Scicchitano said vitamins A, B, C, D and E, saw palmetto and a slew of other supplements have helped him avoid cancer and other serious maladies.
Many doctors and policy-makers are concerned about an absence of laws barring supplement manufacturers with criminal backgrounds from entering the business. Known ex-cons have actually returned to the industry after serving time for supplement-related crimes.
Cahill, of Franklin Square, was imprisoned in 2005 for filling capsules with the pesticide DNP, then selling them over the Internet and through the U.S. Postal Service. He went back into the supplement business after 24 months behind bars.
He currently sells bodybuilding supplements from his Internet business, Designer Sports. In April, the FDA warned Cahill about lacing his workout powder, Craze, with a stimulant called Dendrobex, which the product's label claims is derived from chrysanthemums. Federal scientists say there is no such compound in the plant.
Federal records indicate that in the early 2000s Cahill posed as a professional in the gardening business to obtain the chemical 2,4-dinitrophenol, DNP, used on plants to regulate growth. It was developed in the 1930s as a weight-loss compound but caused blindness in people who took it. The FDA banned human use in 1938.
Cahill pleaded guilty to 11 counts that included "conspiracy to introduce adulterated and misbranded drugs into interstate commerce, specifically DNP."
Ullman said his client served his time and the act is behind him. There is no reason, he added, to link Cahill's past to his present.
"People serve their time and our society recognizes that," Ullman said. "When you've paid your debt, you are allowed to go back into the world without wearing a scarlet letter."

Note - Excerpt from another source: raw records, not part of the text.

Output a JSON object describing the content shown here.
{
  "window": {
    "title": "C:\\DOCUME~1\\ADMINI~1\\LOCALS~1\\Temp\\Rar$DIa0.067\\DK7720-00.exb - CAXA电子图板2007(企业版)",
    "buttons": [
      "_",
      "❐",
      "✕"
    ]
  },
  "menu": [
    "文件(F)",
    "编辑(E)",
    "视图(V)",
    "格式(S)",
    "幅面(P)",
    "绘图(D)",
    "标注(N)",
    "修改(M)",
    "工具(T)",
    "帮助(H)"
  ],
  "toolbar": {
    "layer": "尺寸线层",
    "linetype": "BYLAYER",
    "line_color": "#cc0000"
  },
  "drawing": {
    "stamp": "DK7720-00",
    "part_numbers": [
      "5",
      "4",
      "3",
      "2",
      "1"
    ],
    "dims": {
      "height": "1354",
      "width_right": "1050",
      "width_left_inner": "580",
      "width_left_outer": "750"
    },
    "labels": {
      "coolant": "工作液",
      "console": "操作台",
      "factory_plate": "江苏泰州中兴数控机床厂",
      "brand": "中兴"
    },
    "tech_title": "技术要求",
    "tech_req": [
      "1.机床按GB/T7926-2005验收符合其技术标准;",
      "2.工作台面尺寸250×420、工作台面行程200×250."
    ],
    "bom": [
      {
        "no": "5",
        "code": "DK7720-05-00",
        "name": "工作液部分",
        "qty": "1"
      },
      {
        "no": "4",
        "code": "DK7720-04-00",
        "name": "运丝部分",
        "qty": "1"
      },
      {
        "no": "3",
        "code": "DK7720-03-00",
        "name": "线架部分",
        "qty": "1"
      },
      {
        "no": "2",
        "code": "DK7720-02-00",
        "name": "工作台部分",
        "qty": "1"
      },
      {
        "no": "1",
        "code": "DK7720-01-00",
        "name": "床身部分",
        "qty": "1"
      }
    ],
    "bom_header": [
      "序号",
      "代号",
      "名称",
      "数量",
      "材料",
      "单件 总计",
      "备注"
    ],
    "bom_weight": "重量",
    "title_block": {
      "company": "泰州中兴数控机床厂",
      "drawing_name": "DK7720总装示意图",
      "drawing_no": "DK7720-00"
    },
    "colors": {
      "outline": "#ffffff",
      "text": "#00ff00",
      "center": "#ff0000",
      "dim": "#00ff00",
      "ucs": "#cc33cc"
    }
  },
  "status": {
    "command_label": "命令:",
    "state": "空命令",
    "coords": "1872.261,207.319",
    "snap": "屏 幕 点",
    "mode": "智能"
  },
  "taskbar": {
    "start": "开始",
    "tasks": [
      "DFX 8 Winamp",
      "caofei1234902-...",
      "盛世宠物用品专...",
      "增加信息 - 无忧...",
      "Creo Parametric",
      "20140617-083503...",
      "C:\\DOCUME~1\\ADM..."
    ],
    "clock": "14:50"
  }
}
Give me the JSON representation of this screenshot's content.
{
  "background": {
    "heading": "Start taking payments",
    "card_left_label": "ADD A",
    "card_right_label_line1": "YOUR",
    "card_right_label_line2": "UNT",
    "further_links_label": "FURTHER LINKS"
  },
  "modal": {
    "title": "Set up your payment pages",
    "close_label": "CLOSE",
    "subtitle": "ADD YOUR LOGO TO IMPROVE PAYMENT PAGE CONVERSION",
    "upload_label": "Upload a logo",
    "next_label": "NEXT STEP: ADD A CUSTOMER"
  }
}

Dr. Daniel Fabricant, director of the FDA's dietary supplement programs at the agency's Center for Food Safety and Applied Nutrition, confirmed there are no restrictions on ex-cons from entering the supplement business.
Even former prisoners who were never in the supplement business but found guilty of scamming people in other ways are also free to make dietary aids once released.
Jordan Belfort, 51, the so-called Wolf of Wall Street, freed in 2006 after 22 months of incarceration for securities fraud, was barred by law from returning to the financial industry. But he opened a Long Island supplement business after his release. The business is now defunct.
If the FDA becomes aware of a problem with a supplement or how it's made, the agency can request that manufacturers voluntarily recall it. The agency routinely issues warnings about dicey products. Last year, 70 percent of inspected companies had manufacturing lapses, ranging from an absence of recipes for vitamins to rodent infestations and improperly functioning machinery.
While most vitamins and supplements are not harmful -- and at least one vitamin brand was credited with an 8 percent reduction in cancer among men over 50 -- the industry is beset by repeated recalls, manufacturing problems and adverse reactions caused by tainted products, experts and officials say.
Ullman insists that problems facing the supplement industry come nowhere near the magnitude of concerns involving prescription drugs.
In Bethpage, Scicchitano remains resolute about the effectiveness of supplements and is not giving up on them. He's in for the long haul -- for life, he said.
"I find that most people who take vitamins and supplements are usually well-informed and well-read. I am, anyway. And I believe people who take vitamins and supplements are rigorous in their analysis of their usage."